We were recently inspired by an article in Harvard Business Review to share few tips on being mindful about your health this Fall. The article offered these strategies if you're feeling overwhelmed.
- Pinpoint the primary source
- Set boundaries on your time & workload
- Challenge your perfectionism
- Outsource or delegate
- Challenge your assumptions
Building on this concept, we wanted to draw from our yoga practice to help others cope. Applying some of the cues we offer during our yoga classes can help manage their hectic schedule. For example, treat every day as a new day & try to look with "beginner's eyes". It's not yoga perfect & we all face certain challenges, mental distractions & physical limitations.
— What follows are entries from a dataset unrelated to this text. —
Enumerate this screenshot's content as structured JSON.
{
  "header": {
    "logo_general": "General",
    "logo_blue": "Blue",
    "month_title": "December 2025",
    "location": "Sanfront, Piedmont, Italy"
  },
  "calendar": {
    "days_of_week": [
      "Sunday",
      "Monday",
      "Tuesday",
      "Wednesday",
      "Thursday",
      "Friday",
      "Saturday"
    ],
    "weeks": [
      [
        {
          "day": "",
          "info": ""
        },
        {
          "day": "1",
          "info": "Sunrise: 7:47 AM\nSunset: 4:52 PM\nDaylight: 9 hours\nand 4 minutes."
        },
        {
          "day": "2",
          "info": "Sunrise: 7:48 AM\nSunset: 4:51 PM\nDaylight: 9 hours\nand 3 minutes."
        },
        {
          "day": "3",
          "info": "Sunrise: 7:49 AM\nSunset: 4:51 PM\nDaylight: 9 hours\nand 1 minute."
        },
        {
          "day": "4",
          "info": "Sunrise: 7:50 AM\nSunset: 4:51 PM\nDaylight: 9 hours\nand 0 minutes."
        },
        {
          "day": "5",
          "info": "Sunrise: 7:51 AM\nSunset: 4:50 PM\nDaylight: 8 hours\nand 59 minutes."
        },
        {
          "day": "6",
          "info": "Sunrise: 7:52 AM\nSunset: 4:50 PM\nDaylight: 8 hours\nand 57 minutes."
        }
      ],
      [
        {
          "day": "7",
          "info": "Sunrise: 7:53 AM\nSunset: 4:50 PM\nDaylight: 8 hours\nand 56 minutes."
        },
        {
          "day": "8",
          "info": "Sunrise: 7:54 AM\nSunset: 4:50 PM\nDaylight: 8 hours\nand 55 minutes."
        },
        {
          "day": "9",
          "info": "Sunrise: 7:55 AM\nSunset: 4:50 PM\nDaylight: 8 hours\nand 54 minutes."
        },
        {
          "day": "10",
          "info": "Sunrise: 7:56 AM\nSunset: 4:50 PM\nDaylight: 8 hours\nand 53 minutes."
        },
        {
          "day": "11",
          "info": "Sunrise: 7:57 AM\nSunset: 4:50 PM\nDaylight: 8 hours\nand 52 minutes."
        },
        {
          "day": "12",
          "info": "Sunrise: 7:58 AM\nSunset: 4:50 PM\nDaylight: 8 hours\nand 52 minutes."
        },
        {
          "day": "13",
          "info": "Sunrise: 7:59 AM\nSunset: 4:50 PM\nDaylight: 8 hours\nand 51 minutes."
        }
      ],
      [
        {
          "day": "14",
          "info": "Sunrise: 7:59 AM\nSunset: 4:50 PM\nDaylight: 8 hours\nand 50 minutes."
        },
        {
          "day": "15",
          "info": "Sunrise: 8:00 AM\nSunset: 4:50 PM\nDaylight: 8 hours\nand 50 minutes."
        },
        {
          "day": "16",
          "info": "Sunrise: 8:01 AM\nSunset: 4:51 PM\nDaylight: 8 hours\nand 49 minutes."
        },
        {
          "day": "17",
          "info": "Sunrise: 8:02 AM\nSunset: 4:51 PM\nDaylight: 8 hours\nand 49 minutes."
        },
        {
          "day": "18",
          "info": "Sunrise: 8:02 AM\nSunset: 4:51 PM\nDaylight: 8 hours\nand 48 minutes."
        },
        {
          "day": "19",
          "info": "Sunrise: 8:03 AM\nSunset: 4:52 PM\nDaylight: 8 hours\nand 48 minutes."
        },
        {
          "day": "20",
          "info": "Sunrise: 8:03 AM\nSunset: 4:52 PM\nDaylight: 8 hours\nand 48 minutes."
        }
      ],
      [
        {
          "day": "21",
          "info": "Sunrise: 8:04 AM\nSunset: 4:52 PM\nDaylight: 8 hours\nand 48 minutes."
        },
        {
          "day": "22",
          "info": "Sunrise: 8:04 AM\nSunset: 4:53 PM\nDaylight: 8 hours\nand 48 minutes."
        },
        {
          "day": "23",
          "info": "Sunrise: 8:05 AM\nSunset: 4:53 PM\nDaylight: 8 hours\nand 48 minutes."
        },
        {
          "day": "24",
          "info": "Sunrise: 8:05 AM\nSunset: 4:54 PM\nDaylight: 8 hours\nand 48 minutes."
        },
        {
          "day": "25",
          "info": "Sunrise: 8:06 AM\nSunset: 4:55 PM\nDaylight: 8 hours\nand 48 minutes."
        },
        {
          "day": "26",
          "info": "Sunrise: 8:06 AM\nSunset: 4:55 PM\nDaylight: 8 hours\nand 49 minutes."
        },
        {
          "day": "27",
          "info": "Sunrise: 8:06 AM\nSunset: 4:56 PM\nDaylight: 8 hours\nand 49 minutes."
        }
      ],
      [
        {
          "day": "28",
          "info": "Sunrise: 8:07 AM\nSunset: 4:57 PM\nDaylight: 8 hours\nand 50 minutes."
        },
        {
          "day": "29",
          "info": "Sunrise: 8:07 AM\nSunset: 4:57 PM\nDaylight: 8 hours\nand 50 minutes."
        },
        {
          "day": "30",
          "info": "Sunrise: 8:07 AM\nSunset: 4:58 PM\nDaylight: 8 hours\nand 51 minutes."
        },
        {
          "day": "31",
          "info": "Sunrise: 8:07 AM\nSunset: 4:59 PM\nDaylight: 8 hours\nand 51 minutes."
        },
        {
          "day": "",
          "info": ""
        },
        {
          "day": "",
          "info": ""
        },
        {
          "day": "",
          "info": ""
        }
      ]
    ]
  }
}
In each class, we try to set the conditions for you to be Aware. Rather than trying to be perfect, we want you to build awareness of what is happening to your mind, body, & breath. We focus on these elements during each yoga class, in a safe & relatively controlled environment in order to prepare you to recognize (and cope) with the stresses of your daily life.
Our consciousness is informed by our senses (sight, sound, smell, taste, and feel). The brain interprets our senses through the lenses of our perception, memories, psychology, and social or cultural conditioning. Being mindful begins with being aware that these actions (senses) and reactions (interpretations) are constantly at work. The lack of awareness of these factors does not diminish their impacts on our lives - thoughts, words, and actions.
Even more overwhelmed? Let's try using a football example; let's focus on just one play in a football game. Try to step back from the play & consider the 11 players on each team. Imagine each player is one of the five senses.
Now, climb up into the Goodyear blimp & observe the 10's of thousands of fans in the stands. Imagine each spectator as either Memory (i.e. city residents), Perception (i.e. season ticket holders for each team), or Psychology (i.e. owners, coaches), etc.
Being Aware during each play requires us to observe what each player senses, while also observing how the city, fans, and coaches interpret the play. Bringing Awareness to the play requires us to be an observer, witnessing the interpretation of the senses, in the moment it happens, while remaining still & without choosing sides.
The practice of yoga is the practice of joining our consciousness with stillness. (Ref: Yoga-Sutra of Patanjali). Being Aware means that we can observe the actions & reactions while remaining still (without tension).
Once the play is over, we continue moving forward into a new present moment. Just like the game, we can call for an instant replay, or even continue to debate the play for years to come. Dwelling on one play, is like letting one player/sense, or a misperception/ memory/psychology define your entire life. This is your choice.
And, the difference might be recognized this weekend when the 1-5 Redskins face off with the 5-0 49'ers, or the 0-5 Dolphins against the 4-1 Bills. A team's streak can be a powerful advantage, or a curse. The same type of memory can shape our perceptions of our senses in the present. (As fate would have it, the Redskins have continued their losing streak & are now 1-7, facing the 5-1 Bills this weekend. Which means, of course, the Bills beat the Dolphins. Will both teams continue to suffer in a downward spiral for the remainder of the season, or will they find ways to let go of the streak & play in the present moment?)
Suffering is optional.
The intention of our yoga practice is to Be Aware of the present; not dwelling on the last posture, or being drawn into the next, Being Aware in the present prepares us to avoid many forms of suffering; including the feelings of being overwhelmed.
On our yoga mats, the individual postures usually get the most attention. Most of us like to see the results of our focus, balance, strength, stability, and all the benefits of our sweat. There are benefits to seeing yourself overcome challenges, while being mindful that every new moment is a new opportunity.
We can be mindful that, in actuality, we only hold each posture for a few moments; usually, just a few cycles of breath. Are these brief moments more important to your practice than the remaining majority of the time spent on your yoga mat? With mindfulness, we can be aware of the present moment, see it for what it is & then let it go.
For some, the depth of your practice might be found at the edge of the physical posture. For others, you may discover more in the pauses between postures, or the brief moments between each inhale & exhale. In either space, the work is to find stillness - the absence of conflict.
Try to look at each Present moment with beginner's eyes. Challenge your perceptions, memories, and even the psychology of your reactions; both on & off your mat. Try to notice how you feel about what you see or hear, and try to be mindful of how you react.
Just remember, you're all doing great as long as you continue to practice. You don't have to be perfect. Regardless of why you're practicing, set your intention to be Present & take it easy on yourself.
YOU GOT THIS!
DON'T GIVE IN TO FEELING OVERWHELMED OR DEPRESSED!
THIS IS YOUR SEASON!